in the cellars of the farmhouse. It had been overlooked at the time when
the house was first occupied. That night there came from the farmhouse the
sound of loud singing, in which, to everyone's surprise, the strains of
'Beasts of England' were mixed up. At about half past nine Napoleon,
wearing an old bowler hat of Mr. Jones's, was distinctly seen to emerge
from the back door, gallop rapidly round the yard, and disappear indoors
again. But in the morning a deep silence hung over the farmhouse. Not a
pig appeared to be stirring. It was nearly nine o'clock when Squealer made
his appearance, walking slowly and dejectedly, his eyes dull, his tail
hanging limply behind him, and with every appearance of being seriously
ill. He called the animals together and told them that he had a terrible
piece of news to impart. Comrade Napoleon was dying!

A cry of lamentation went up. Straw was laid down outside the doors of the
farmhouse, and the animals walked on tiptoe. With tears in their eyes they
asked one another what they should do if their Leader were taken away from
them. A rumour went round that Snowball had after all contrived to
introduce poison into Napoleon's food. At eleven o'clock Squealer came
out to make another announcement. As his last act upon earth, Comrade
Napoleon had pronounced a solemn decree: the drinking of alcohol was to be
punished by death.
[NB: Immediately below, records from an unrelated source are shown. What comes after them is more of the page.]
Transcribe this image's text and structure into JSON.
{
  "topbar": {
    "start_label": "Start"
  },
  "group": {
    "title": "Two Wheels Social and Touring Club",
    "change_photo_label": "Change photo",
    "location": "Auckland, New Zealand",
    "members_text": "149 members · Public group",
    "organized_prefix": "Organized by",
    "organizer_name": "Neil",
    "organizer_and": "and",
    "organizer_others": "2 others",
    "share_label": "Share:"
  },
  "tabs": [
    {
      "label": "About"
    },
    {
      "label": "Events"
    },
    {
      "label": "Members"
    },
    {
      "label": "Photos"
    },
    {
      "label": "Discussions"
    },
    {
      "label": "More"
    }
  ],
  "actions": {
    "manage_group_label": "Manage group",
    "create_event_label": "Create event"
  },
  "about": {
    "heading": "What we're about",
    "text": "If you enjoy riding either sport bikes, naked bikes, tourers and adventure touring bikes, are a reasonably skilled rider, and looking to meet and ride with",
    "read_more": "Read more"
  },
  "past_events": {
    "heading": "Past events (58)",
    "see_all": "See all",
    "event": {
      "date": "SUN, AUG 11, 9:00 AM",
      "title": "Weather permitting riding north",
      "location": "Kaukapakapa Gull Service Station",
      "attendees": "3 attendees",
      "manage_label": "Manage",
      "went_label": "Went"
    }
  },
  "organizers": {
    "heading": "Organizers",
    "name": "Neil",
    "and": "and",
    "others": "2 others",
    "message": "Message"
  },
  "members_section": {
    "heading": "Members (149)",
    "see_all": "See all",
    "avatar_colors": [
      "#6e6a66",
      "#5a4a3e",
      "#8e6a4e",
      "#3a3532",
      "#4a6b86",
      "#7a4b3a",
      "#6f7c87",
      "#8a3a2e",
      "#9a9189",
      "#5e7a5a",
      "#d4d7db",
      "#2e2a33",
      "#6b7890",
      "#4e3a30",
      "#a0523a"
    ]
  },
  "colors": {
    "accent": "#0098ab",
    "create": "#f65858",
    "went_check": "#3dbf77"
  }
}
By the evening, however, Napoleon appeared to be somewhat better, and the
following morning Squealer was able to tell them that he was well on the
way to recovery. By the evening of that day Napoleon was back at work, and
on the next day it was learned that he had instructed Whymper to purchase
in Willingdon some booklets on brewing and distilling. A week later
Napoleon gave orders that the small paddock beyond the orchard, which it
had previously been intended to set aside as a grazing-ground for animals
who were past work, was to be ploughed up. It was given out that the
pasture was exhausted and needed re-seeding; but it soon became known that
Napoleon intended to sow it with barley.

About this time there occurred a strange incident which hardly anyone was
able to understand. One night at about twelve o'clock there was a loud
crash in the yard, and the animals rushed out of their stalls. It was a
moonlit night. At the foot of the end wall of the big barn, where the
Seven Commandments were written, there lay a ladder broken in two pieces.
Squealer, temporarily stunned, was sprawling beside it, and near at hand
there lay a lantern, a paint-brush, and an overturned pot of white paint.
The dogs immediately made a ring round Squealer, and escorted him back to
the farmhouse as soon as he was able to walk. None of the animals could
form any idea as to what this meant, except old Benjamin, who nodded his
muzzle with a knowing air, and seemed to understand, but would say nothing.

But a few days later Muriel, reading over the Seven Commandments to
herself, noticed that there was yet another of them which the animals had
remembered wrong. They had thought the Fifth Commandment was "No animal
shall drink alcohol," but there were two words that they had forgotten.
Actually the Commandment read: "No animal shall drink alcohol TO EXCESS."

< Back
Forward >

Index Index

  • Other Authors:    
> Charles Darwin
> Charles Dickens
> Mark Twain
> William Shakespeare

George Orwell. Copyright 2003,
Contact the webmaster
Disclaimer here. Privacy Policy here.